NTSB Proposes Commercial Space Accident Rulemaking

In the proposed rule, the NTSB seeks to identify commercial space as a unique mode of transportation.

The NTSB is seeking to update Title 49 Code of Federal Regulations Part 831 by identifying commercial space as a unique mode of transportation. NASA

As the commercial space industry takes off, the National Transportation Safety Board (NTSB) is seeking to spell out official procedures for safety investigations when things go wrong.

The NTSB proposed a new commercial space investigations rule Tuesday that it says will enhance transportation safety by codifying the agency’s role of conducting safety probes and identifying corrective actions when needed, all with the goal of preventing other incidents in the future. The safety agency is seeking comments through January 18, 2022.

“When the NTSB conducted its first commercial space investigation in the early 1990s, that sector was in its infancy,” NTSB Chair Jennifer L. Homendy said in a statement. “As commercial space operations have expanded exponentially since then, it’s become increasingly important that when there is an accident or incident, it’s crystal clear to commercial space operators and industry stakeholders what procedures are in place to ensure the integrity of our safety investigation.”

Under the proposed rule, the NTSB is seeking to update Title 49 Code of Federal Regulations Part 831 by identifying commercial space as a unique mode of transportation. Regulations currently identify specific modes of transportation as:

  • Aviation
  • Highway
  • Railroad
  • Pipeline and hazardous materials
  • Marine

The rule would require NTSB notification in the event of a launch or reentry accident or incident.
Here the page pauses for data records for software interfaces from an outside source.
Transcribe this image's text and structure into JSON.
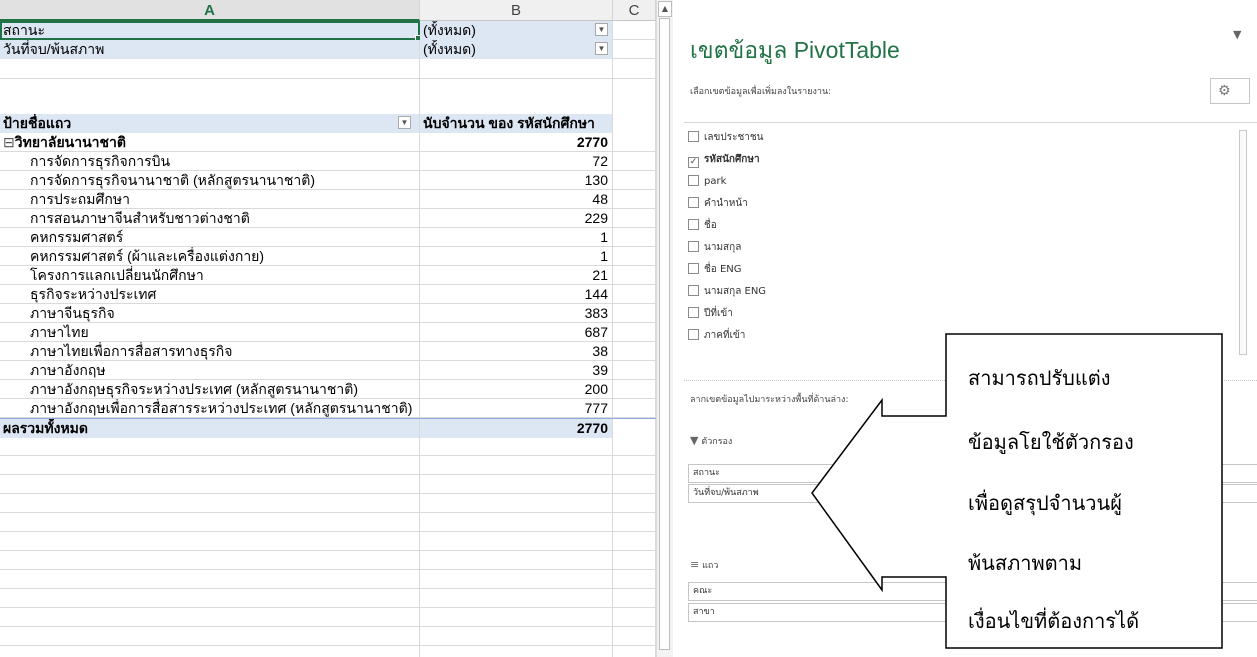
{
  "sheet": {
    "columns": [
      "A",
      "B",
      "C"
    ],
    "filters": [
      {
        "label": "สถานะ",
        "value": "(ทั้งหมด)"
      },
      {
        "label": "วันที่จบ/พ้นสภาพ",
        "value": "(ทั้งหมด)"
      }
    ],
    "row_label_header": "ป้ายชื่อแถว",
    "value_header": "นับจำนวน ของ รหัสนักศึกษา",
    "group": {
      "name": "วิทยาลัยนานาชาติ",
      "total": "2770",
      "collapse_icon": "minus-box-icon"
    },
    "rows": [
      {
        "name": "การจัดการธุรกิจการบิน",
        "count": "72"
      },
      {
        "name": "การจัดการธุรกิจนานาชาติ (หลักสูตรนานาชาติ)",
        "count": "130"
      },
      {
        "name": "การประถมศึกษา",
        "count": "48"
      },
      {
        "name": "การสอนภาษาจีนสำหรับชาวต่างชาติ",
        "count": "229"
      },
      {
        "name": "คหกรรมศาสตร์",
        "count": "1"
      },
      {
        "name": "คหกรรมศาสตร์ (ผ้าและเครื่องแต่งกาย)",
        "count": "1"
      },
      {
        "name": "โครงการแลกเปลี่ยนนักศึกษา",
        "count": "21"
      },
      {
        "name": "ธุรกิจระหว่างประเทศ",
        "count": "144"
      },
      {
        "name": "ภาษาจีนธุรกิจ",
        "count": "383"
      },
      {
        "name": "ภาษาไทย",
        "count": "687"
      },
      {
        "name": "ภาษาไทยเพื่อการสื่อสารทางธุรกิจ",
        "count": "38"
      },
      {
        "name": "ภาษาอังกฤษ",
        "count": "39"
      },
      {
        "name": "ภาษาอังกฤษธุรกิจระหว่างประเทศ (หลักสูตรนานาชาติ)",
        "count": "200"
      },
      {
        "name": "ภาษาอังกฤษเพื่อการสื่อสารระหว่างประเทศ (หลักสูตรนานาชาติ)",
        "count": "777"
      }
    ],
    "grand_total": {
      "label": "ผลรวมทั้งหมด",
      "value": "2770"
    },
    "accent": "#217346",
    "highlight": "#dde6f3"
  },
  "pane": {
    "title": "เขตข้อมูล PivotTable",
    "subtitle": "เลือกเขตข้อมูลเพื่อเพิ่มลงในรายงาน:",
    "fields": [
      {
        "label": "เลขประชาชน",
        "checked": false
      },
      {
        "label": "รหัสนักศึกษา",
        "checked": true
      },
      {
        "label": "park",
        "checked": false
      },
      {
        "label": "คำนำหน้า",
        "checked": false
      },
      {
        "label": "ชื่อ",
        "checked": false
      },
      {
        "label": "นามสกุล",
        "checked": false
      },
      {
        "label": "ชื่อ ENG",
        "checked": false
      },
      {
        "label": "นามสกุล ENG",
        "checked": false
      },
      {
        "label": "ปีที่เข้า",
        "checked": false
      },
      {
        "label": "ภาคที่เข้า",
        "checked": false
      }
    ],
    "drag_text": "ลากเขตข้อมูลไปมาระหว่างพื้นที่ด้านล่าง:",
    "filters_header": "ตัวกรอง",
    "filter_items": [
      "สถานะ",
      "วันที่จบ/พ้นสภาพ"
    ],
    "rows_header": "แถว",
    "row_items": [
      "คณะ",
      "สาขา"
    ]
  },
  "callout": {
    "lines": [
      "สามารถปรับแต่ง",
      "ข้อมูลโยใช้ตัวกรอง",
      "เพื่อดูสรุปจำนวนผู้",
      "พ้นสภาพตาม",
      "เงื่อนไขที่ต้องการได้"
    ]
  }
}
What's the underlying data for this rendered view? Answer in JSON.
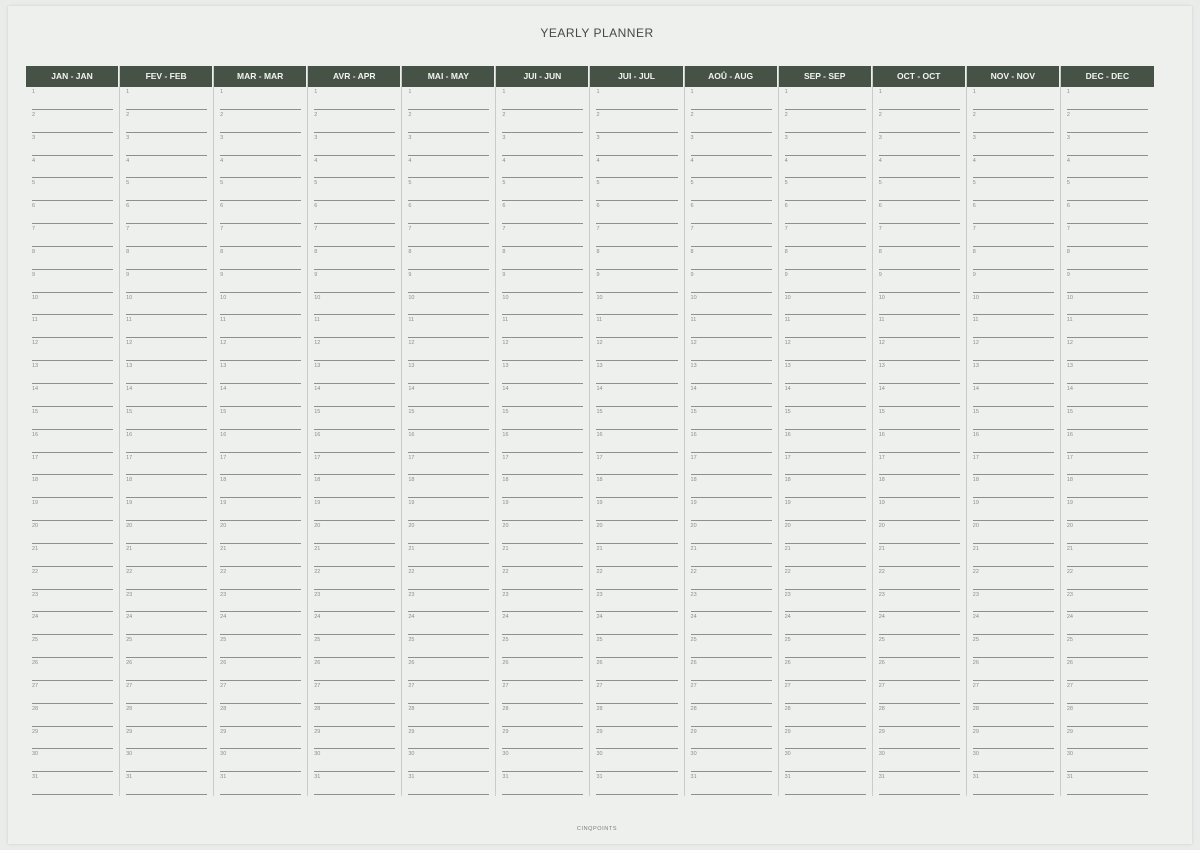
{
  "planner": {
    "title": "YEARLY PLANNER",
    "footer": "CINQPOINTS",
    "months": [
      "JAN - JAN",
      "FEV - FEB",
      "MAR - MAR",
      "AVR - APR",
      "MAI - MAY",
      "JUI - JUN",
      "JUI - JUL",
      "AOÛ - AUG",
      "SEP - SEP",
      "OCT - OCT",
      "NOV - NOV",
      "DEC - DEC"
    ],
    "days": [
      "1",
      "2",
      "3",
      "4",
      "5",
      "6",
      "7",
      "8",
      "9",
      "10",
      "11",
      "12",
      "13",
      "14",
      "15",
      "16",
      "17",
      "18",
      "19",
      "20",
      "21",
      "22",
      "23",
      "24",
      "25",
      "26",
      "27",
      "28",
      "29",
      "30",
      "31"
    ]
  },
  "colors": {
    "header_bg": "#465246",
    "paper": "#eef0ee",
    "rule": "#8d918d"
  }
}
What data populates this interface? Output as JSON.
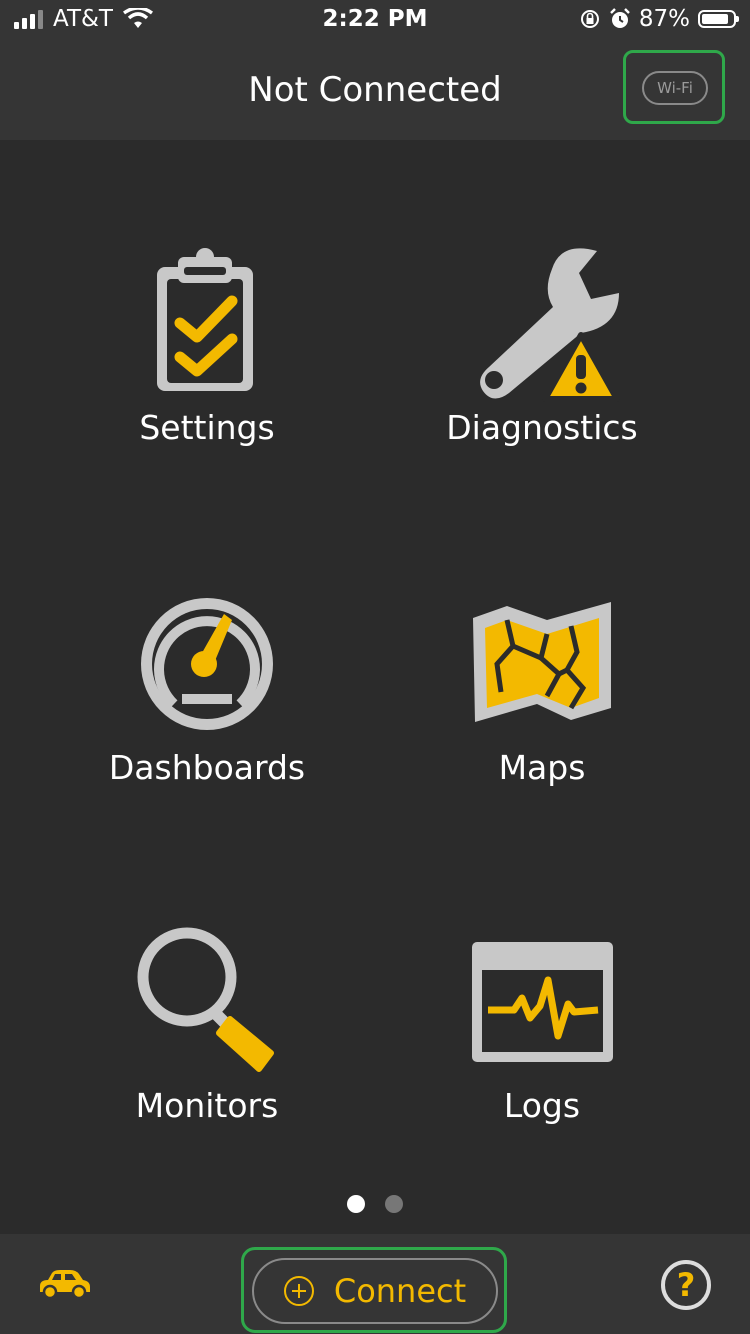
{
  "status": {
    "carrier": "AT&T",
    "time": "2:22 PM",
    "battery": "87%",
    "battery_level": 0.87
  },
  "header": {
    "title": "Not Connected",
    "wifi_label": "Wi-Fi"
  },
  "menu": {
    "settings": "Settings",
    "diagnostics": "Diagnostics",
    "dashboards": "Dashboards",
    "maps": "Maps",
    "monitors": "Monitors",
    "logs": "Logs"
  },
  "pager": {
    "pages": 2,
    "current": 1
  },
  "bottom": {
    "connect_label": "Connect",
    "help_label": "?"
  },
  "colors": {
    "accent": "#f3b900",
    "icon_gray": "#c8c8c8",
    "highlight": "#2fa84a",
    "background": "#2b2b2b",
    "bar": "#353535"
  }
}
It would also establish what must be reported, as well as what must be done when preserving wreckage, payload, and records.

“The agency notes that the commercial space industry is a unique mode of transportation and the investigatory needs of a commercial space accident and incident—such as the reporting of commercial space accidents and incidents, and the preservation of wreckage, evidence, and records—are distinct enough to warrant its own subpart,” the agency said in the notice of proposed rulemaking (NPRM).

Despite the lack of formal procedures on the books, the NTSB has participated in investigations that involved commercial space launch and reentry accidents and incidents for more than two decades.

In February 1993, for example, the agency investigated a procedural anomaly of an Orbital Sciences Corporation Pegasus expendable launch vehicle, and issued safety recommendations to the U.S. Department of Transportation, NASA, and Orbital Sciences Corporation.

“As in all transportation modes, the NTSB neither regulates commercial space nor finds fault when investigating mishaps; instead, the NTSB’s investigations focus on safety issues,” the NTSB said in the NPRM.

Kimberly is managing editor of FLYING Digital.

Your email address will not be published. Required fields are marked *

Subscribe to Our Newsletter

Get the latest FLYING stories delivered directly to your inbox

Subscribe to our newsletter